Women make less money than men — even in the same careers. Right now the figure is 77¢ for each dollar a man earns. What you might not realize is there is a significant additional cost for females. Beyond health costs specific to women, there is the cost of participating in the appearance game: makeup, clothing, beauty products, Frye boots (I can dream). Not only are we are making less money, we are expected to spend more of it just to keep up with a standard of beauty that we have little control over!

Consider this: Women’s products and services cost more than men’s. For the same products. Things like deodorant, razors and dry cleaning cost more for women than for men — and often come in smaller sizes, too.

So to worry and fret about our appearance and to believe that the way we look are somehow linked to our worth as professionals…. Well, these are the burdens that women inherit.

I really do mean “inherit.”

My 4-year-old daughter already loves to play with my makeup and high heels.
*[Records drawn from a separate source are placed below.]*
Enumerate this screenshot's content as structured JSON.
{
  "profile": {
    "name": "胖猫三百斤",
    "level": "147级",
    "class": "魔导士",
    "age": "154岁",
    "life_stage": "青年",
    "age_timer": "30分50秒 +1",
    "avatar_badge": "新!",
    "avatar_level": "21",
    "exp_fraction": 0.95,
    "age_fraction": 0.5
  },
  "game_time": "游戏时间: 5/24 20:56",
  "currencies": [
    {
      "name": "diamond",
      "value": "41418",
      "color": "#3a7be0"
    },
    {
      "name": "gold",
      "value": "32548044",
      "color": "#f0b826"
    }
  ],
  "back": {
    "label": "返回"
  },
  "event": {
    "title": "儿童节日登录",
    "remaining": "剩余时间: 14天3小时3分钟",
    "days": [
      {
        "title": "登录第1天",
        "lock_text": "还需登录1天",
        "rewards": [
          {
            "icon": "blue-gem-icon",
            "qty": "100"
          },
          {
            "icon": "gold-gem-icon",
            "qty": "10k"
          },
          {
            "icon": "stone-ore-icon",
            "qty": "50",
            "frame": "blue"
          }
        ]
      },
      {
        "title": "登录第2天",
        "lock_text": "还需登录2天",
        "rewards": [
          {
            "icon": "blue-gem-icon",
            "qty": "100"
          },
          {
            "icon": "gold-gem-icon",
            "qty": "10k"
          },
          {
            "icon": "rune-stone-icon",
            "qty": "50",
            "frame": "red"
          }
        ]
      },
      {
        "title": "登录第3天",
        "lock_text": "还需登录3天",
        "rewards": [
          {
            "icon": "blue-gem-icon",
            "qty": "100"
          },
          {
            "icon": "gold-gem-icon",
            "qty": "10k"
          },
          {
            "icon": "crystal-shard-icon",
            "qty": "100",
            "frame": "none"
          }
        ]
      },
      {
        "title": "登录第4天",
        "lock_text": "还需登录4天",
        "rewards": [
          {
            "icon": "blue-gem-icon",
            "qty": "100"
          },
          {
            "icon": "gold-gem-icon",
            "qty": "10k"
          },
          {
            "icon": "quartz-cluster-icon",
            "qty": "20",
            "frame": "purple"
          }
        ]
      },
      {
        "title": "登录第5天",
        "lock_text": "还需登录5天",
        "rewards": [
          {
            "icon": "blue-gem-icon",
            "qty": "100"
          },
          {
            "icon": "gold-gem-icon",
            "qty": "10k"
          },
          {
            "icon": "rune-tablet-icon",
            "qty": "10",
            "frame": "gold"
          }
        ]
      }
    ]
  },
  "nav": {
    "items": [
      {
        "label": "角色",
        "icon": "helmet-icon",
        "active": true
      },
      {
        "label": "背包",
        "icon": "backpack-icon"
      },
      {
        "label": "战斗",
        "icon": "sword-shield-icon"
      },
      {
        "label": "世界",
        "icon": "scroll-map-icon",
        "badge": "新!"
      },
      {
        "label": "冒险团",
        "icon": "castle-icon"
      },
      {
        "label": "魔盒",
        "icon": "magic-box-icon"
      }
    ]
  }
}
I won’t try and pretend she didn’t learn that from watching me. With her blonde curls and big blue eyes, she is constantly being told she is pretty, even (almost especially) by total strangers.

My daughter might be beautiful but she is also curious, brave, funny and obsessed with superheroes. Even at the tender age of 4, I’m already fighting for her not to learn what the world is teaching her.

WeDontNeedIt

We don’t need your uselessly narrow beauty standards!

What I hope she learns from me is to wear that red lipstick. Wear it because it makes you feel fierce. Wear it because it makes you feel beautiful. Just don’t wear it because someone tells you to.

 

CharlotteTaylorCharlotte Taylor is a life coach, bellydancer, graduate student (in Mental Health Counseling) and “Mommy” to a wonderful little girl.

She is also an avid reader and pen-pal-er, adventure seeker and bad pop music aficionado.

She resides is Asheville, North Carolina with her daughter and four fish named Itcha, Mitcha, Fitcha and Beyonce.

For more, you can follow Charlotte’s regular blog posts at AFGO Coaching with Charlotte Louise. You can also “like” her on Facebook at AFGO Coaching, where she regularly posts cute and feminist memes.

Comments

  1. Jennifer says:

    Some very interesting points, Charlotte.

    I often wonder how much of “being a girl” is learned and modeled, and how much is already programmed into the DNA (we all seem to love to play with the same things).

    As far as beauty goes, it truly IS in the eye of the beholder. Women should remember THAT when they look in the mirror!

  2. Kelli says:

    Love this!

  3. Gabrielle says:

    There are many of us out there working hard to teach our daughters and other young girls to rely on their own sense of well being and beauty instead of what media images and societal norms dictate. Hopefully some day soon these differences will fade away.

  4. Cat says:

    This is an awesome post!

    **applies fuchsia lipstick**

    **gets back to reading deposition testimony**

a peep out of you